YOUR GOAL —
Only the number is wanted: how many lines in the material below contain "Modèles".

* * * *

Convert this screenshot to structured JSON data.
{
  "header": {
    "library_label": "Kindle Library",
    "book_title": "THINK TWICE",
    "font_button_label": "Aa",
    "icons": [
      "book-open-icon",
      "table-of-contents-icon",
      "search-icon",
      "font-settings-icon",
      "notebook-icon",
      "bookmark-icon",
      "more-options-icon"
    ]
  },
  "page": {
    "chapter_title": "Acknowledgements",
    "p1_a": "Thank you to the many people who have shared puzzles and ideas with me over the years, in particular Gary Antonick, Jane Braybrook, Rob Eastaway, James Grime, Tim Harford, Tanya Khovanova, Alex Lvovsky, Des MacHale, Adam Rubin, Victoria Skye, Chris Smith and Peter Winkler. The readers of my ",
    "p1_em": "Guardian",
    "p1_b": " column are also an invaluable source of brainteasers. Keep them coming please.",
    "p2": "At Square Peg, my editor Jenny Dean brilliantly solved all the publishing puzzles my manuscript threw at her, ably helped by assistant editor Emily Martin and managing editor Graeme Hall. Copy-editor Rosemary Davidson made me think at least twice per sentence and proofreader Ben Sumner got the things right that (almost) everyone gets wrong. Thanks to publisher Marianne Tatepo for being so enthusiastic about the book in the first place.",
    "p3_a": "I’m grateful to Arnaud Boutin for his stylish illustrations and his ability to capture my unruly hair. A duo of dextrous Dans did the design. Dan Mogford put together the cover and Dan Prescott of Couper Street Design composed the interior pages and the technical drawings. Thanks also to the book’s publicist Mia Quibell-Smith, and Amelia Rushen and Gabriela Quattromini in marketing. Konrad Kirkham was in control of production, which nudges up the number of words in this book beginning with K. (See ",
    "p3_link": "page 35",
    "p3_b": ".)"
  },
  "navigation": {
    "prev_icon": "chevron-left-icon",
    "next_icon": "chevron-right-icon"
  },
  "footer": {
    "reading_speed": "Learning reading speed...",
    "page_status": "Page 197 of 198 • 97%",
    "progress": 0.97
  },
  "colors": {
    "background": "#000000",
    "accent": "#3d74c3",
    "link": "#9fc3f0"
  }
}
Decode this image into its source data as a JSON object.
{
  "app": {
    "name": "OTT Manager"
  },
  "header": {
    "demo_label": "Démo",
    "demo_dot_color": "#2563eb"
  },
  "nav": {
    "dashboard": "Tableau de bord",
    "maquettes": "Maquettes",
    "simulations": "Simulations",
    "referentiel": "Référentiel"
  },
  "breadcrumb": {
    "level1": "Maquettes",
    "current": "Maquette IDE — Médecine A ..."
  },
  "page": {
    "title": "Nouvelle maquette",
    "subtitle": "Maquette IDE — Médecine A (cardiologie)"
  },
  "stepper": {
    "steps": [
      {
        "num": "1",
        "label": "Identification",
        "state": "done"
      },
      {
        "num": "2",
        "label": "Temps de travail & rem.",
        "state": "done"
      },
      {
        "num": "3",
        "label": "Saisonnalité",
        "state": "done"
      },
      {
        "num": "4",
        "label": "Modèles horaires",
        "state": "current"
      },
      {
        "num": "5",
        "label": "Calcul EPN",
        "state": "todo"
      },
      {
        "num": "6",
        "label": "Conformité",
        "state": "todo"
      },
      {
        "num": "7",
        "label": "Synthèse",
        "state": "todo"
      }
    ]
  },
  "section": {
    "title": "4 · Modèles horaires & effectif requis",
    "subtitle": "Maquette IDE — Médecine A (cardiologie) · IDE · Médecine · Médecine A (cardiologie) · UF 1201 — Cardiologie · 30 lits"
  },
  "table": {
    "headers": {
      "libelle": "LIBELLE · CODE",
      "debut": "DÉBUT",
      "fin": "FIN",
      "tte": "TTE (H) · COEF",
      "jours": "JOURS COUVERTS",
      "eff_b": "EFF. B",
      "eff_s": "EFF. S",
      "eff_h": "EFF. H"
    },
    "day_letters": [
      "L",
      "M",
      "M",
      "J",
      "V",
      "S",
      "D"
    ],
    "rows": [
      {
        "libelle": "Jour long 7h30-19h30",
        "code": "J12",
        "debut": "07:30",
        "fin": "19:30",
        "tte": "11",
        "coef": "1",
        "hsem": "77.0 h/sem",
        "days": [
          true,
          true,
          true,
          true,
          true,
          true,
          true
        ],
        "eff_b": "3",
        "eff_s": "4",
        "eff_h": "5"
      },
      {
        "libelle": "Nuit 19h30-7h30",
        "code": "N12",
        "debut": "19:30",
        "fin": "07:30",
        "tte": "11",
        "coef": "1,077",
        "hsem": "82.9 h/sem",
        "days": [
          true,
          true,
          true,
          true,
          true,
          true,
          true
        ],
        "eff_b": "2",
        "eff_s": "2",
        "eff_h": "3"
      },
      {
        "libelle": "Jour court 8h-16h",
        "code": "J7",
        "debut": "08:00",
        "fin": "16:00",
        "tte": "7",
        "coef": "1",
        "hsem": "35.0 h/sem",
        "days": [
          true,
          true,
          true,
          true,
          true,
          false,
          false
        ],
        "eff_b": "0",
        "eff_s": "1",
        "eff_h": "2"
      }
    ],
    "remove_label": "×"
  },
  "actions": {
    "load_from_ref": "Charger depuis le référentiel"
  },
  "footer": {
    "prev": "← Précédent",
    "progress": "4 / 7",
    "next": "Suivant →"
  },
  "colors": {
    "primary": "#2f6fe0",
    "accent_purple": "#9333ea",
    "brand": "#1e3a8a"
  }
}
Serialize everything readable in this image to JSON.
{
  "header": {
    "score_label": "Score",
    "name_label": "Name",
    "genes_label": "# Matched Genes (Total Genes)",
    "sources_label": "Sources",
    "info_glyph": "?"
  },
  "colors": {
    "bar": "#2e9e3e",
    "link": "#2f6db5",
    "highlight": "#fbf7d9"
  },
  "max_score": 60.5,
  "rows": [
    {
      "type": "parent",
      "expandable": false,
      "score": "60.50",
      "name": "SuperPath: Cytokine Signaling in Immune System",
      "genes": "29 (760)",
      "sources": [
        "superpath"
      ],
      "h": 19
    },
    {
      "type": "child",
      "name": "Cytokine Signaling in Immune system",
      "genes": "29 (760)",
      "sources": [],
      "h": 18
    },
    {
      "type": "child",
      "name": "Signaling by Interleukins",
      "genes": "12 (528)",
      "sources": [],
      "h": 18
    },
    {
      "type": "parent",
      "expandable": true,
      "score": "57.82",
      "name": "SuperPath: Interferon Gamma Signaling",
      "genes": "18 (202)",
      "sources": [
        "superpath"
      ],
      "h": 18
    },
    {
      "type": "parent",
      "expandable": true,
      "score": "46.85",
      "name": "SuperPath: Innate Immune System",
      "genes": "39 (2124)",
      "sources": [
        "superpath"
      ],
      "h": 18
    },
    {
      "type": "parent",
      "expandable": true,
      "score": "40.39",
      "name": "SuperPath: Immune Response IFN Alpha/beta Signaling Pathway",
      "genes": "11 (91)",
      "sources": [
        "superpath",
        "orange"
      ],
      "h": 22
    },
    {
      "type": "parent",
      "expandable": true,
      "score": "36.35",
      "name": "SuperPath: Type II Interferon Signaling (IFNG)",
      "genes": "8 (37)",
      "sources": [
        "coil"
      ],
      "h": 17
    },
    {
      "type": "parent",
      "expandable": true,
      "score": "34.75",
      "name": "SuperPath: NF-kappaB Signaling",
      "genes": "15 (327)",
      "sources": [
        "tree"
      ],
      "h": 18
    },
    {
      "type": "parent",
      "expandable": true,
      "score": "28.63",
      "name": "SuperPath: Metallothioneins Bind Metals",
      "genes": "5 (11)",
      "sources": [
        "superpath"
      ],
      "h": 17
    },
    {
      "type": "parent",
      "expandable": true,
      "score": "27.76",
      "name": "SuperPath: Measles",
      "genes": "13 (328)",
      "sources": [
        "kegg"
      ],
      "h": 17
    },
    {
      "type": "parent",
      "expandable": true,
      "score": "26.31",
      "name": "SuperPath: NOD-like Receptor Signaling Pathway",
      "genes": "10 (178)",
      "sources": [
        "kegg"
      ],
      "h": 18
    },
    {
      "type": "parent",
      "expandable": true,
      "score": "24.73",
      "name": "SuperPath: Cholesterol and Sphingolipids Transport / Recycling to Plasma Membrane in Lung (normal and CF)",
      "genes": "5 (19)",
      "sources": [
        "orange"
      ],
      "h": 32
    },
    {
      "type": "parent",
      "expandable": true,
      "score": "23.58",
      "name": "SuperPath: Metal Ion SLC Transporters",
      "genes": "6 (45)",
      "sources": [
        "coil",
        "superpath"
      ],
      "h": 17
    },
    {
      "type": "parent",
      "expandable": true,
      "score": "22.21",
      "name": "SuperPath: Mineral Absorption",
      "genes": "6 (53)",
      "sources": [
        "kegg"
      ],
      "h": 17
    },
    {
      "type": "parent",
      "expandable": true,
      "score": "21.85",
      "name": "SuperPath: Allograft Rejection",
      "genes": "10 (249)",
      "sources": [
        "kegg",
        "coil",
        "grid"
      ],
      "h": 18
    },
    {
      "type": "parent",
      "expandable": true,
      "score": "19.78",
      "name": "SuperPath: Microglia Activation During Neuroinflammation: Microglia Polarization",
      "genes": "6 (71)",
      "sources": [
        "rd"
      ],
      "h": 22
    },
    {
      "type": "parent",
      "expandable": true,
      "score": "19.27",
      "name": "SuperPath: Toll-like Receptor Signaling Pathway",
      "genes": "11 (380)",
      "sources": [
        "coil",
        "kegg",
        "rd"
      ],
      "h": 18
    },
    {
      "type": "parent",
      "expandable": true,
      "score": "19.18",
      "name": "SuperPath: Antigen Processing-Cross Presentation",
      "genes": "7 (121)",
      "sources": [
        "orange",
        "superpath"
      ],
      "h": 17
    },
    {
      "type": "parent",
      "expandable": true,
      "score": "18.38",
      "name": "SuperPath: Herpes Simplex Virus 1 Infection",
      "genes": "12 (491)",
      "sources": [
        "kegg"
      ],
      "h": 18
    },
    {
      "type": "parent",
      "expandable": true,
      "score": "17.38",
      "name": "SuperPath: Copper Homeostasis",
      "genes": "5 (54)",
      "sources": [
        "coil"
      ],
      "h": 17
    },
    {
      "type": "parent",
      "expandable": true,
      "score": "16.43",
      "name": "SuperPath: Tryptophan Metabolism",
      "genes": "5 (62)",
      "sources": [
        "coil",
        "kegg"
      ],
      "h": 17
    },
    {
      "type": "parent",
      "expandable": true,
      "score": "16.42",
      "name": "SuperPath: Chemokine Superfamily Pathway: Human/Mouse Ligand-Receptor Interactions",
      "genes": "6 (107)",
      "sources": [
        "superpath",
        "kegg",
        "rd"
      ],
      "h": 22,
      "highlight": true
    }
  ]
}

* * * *

RESPONSE AREA —
2